Stewart Ian Geller (SIG) was raised in New York City, and has lived in Hawai’i since late 1993. He studied art at City College of New York, the State University of New York at New Paltz, and the University of Hawai’i at Hilo, where he graduated in 1995 with a B.A. In English and a minor in Art.
He worked as a potter for many years, and developed a neriage technique that consisted of inlaying oxide-stained clays and then throwing the forms. He has also worked in watercolors since 1969. In his paintings, he has almost exclusively focused on landscapes. He has been concentrating on Hawaiian landscapes and seascapes in both photographs and pastels, and is particularly fascinated by the interplay of light, mist, and clouds.
“I am awestruck at the beauty of God’s creation here in Hawai’i.” He has been displayed in six juried shows in Hilo, placing first in category at the Big Island Art Guild Spring Arts Festival 2000. In April 2002, The State Foundation on Culture and the Arts acquired his “Kohala Storm”.

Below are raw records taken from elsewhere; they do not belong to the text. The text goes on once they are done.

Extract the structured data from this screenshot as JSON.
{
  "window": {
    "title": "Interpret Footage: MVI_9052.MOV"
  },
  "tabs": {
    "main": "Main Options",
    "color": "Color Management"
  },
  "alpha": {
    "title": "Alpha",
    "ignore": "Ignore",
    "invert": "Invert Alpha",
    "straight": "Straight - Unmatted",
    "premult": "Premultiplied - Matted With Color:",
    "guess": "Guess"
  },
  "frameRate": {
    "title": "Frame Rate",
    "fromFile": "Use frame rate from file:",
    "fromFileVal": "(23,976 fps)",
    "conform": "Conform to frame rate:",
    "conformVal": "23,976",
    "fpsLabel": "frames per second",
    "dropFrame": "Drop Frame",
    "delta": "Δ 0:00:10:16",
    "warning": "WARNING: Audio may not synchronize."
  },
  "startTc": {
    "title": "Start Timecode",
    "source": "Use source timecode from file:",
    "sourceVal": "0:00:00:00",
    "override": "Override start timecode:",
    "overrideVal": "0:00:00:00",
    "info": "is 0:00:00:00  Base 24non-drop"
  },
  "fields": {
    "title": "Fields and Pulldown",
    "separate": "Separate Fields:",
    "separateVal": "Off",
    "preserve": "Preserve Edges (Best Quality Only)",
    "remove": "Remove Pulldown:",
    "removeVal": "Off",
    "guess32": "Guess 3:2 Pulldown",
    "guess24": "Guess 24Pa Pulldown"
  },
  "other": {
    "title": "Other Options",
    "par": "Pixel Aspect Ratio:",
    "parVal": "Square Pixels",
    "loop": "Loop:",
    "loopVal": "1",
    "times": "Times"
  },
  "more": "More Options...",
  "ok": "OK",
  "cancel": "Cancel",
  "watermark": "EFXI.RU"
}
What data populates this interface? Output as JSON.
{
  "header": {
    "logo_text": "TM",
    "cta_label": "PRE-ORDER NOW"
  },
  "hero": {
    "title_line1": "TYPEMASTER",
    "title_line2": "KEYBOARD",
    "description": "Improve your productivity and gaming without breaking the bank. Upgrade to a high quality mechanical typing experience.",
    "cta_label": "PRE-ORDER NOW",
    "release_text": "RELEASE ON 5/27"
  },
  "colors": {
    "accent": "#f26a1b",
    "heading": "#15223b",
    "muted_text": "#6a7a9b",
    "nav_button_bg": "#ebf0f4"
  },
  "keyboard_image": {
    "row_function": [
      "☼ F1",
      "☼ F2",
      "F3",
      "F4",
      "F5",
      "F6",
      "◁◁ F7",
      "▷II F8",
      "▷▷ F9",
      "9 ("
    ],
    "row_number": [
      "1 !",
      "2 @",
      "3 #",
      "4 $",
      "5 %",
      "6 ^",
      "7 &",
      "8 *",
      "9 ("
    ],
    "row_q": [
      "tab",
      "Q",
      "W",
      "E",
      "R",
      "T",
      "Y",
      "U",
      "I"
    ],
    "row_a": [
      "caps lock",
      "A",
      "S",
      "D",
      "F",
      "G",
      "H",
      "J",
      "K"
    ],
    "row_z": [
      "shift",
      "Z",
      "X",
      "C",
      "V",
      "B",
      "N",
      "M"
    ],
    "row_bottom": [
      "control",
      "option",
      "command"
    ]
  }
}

In 2002, Stewart began to learn the art of bowl turning. His forms are generally small traditional and contemporary shapes, and he focuses on Hawaiian woods, such as sugi pine, milo, mango, koa, macnut, and banyan. This work is displayed by galleries on the Big Island, Maui, and Oahu. Stewart presently resides in Hilo.